A Colourful Message from the Black Flower
By Catherine Lefebvre, curator, M.A, cand.mag - Translated from Danish by Roberta Kettel
“Exercise: Take a walk until you come across a garden. Go in and choose the flower that most appeals to you. Pick it and carry it home, carefully. Look at it closely before putting it away. Then draw the flower in one concentrated movement. Repeat this exercise regularly.”
These are the opening lines of “Maria’s Flowers”, Mai Misfeldt’s excellent introduction to “Karen Blixen’s Flowers”, published in 2017. In this quotation there are clear references to Yoko Ono’s methods, and this short exercise symbolises the process which the artist Maria Dubin has followed in her flower theme. A meditative, introverted, and discreet process, hardly noticeable, in which each flower is picked and studied before being transformed with a disciplined, yet warm, black Indian ink pen, into a simple, stringent expression of the flower’s essential being.
From this opening statement in Maria Dubin’s four books of “Karen Blixen’s Flowers” in Danish, English, German, and French, whose colourful covers contrast with their black and white contents, her flower theme has since undergone a transformation into an explosion of form and colour.
Now we meet the extroverted side to Maria Dubin’s work. An all-embracing and energetic expressiveness, in which she also excels. Now she is working her way into the flower’s essential being through the generous use of a palette of colours, which reminds one of a luxuriant mid-Summer garden. There is no holding back, but instead a generous abundance of light, colour, joy, and nature.
The Black Flower is suddenly transformed into part of a gigantic nature picture, which almost seems to burst through the frame: can the flowers stay inside? Everything is on its way out, expanding and growing within us, out into the world. Just as Maria Dubin’s impressive artistic expression also fills the room, has its own sound, and draws us in. Her choice of medium is elegant and light: paper, crayon, water colour, pencil and tempera.
It began with a personal journal, a discreet exercise to be repeated regularly. The flower had to be experienced with the senses. It became a black Haiku poem, in which the flower’s intrinsic nature was captured in one concentrated movement. From the Haiku poem a story developed – as with Karen Blixen – a story of generosity, life’s journey, and threads of destiny. The flower leads us to many different places and captures us at the moment it is picked from the garden. At the very same moment when it is at its most enchanting and beguiling.

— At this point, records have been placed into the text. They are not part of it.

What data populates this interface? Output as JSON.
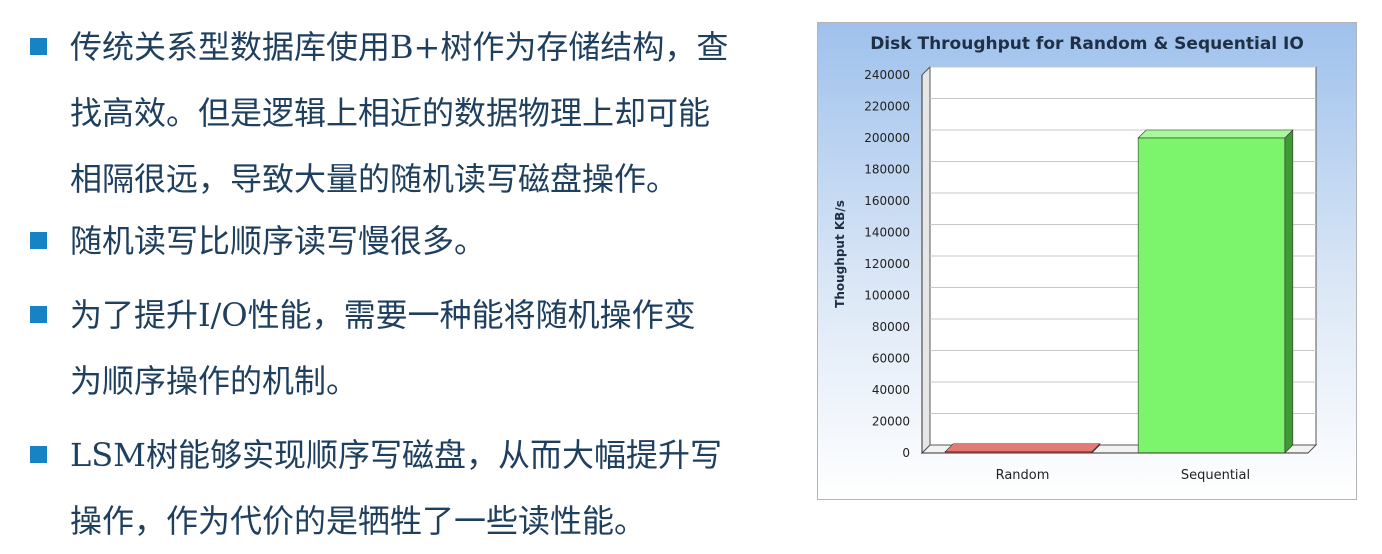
{
  "bullets": [
    {
      "text": "传统关系型数据库使用B+树作为存储结构，查找高效。但是逻辑上相近的数据物理上却可能相隔很远，导致大量的随机读写磁盘操作。",
      "lines": [
        "传统关系型数据库使用B+树作为存储结构，查",
        "找高效。但是逻辑上相近的数据物理上却可能",
        "相隔很远，导致大量的随机读写磁盘操作。"
      ]
    },
    {
      "text": "随机读写比顺序读写慢很多。",
      "lines": [
        "随机读写比顺序读写慢很多。"
      ]
    },
    {
      "text": "为了提升I/O性能，需要一种能将随机操作变为顺序操作的机制。",
      "lines": [
        "为了提升I/O性能，需要一种能将随机操作变",
        "为顺序操作的机制。"
      ]
    },
    {
      "text": "LSM树能够实现顺序写磁盘，从而大幅提升写操作，作为代价的是牺牲了一些读性能。",
      "lines": [
        "LSM树能够实现顺序写磁盘，从而大幅提升写",
        "操作，作为代价的是牺牲了一些读性能。"
      ]
    }
  ],
  "chart_data": {
    "type": "bar",
    "title": "Disk Throughput for Random & Sequential IO",
    "xlabel": "",
    "ylabel": "Thoughput KB/s",
    "categories": [
      "Random",
      "Sequential"
    ],
    "values": [
      800,
      200000
    ],
    "ylim": [
      0,
      240000
    ],
    "yticks": [
      "0",
      "20000",
      "40000",
      "60000",
      "80000",
      "100000",
      "120000",
      "140000",
      "160000",
      "180000",
      "200000",
      "220000",
      "240000"
    ],
    "colors": [
      "#d9534f",
      "#7cf46c"
    ],
    "grid": true,
    "legend": "none"
  }
}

A significant collection of Maria Dubin’s Black Flower pictures are on show at the Marburg University Hospital, Frankfurt am Main, Germany, and the accompanying yellow book in German “Karen Blixen’s Flowers”, is part of the exhibition. At the moment it can be seen in the hospital’s pharmacy: a soothing and positive experience in amongst the medicines.
A year ago the Black Flowers were shown at a literary gallery in Tunis. From Tunis to Germany, and now to Odense, Denmark, in colour. To explore the world of flowers with Maria Dubin as guide is to go far beyond the narrow confines of their usual representation. It is like re-discovering the world, reaching out and saying “yes”.
Yes indeed, and thank you!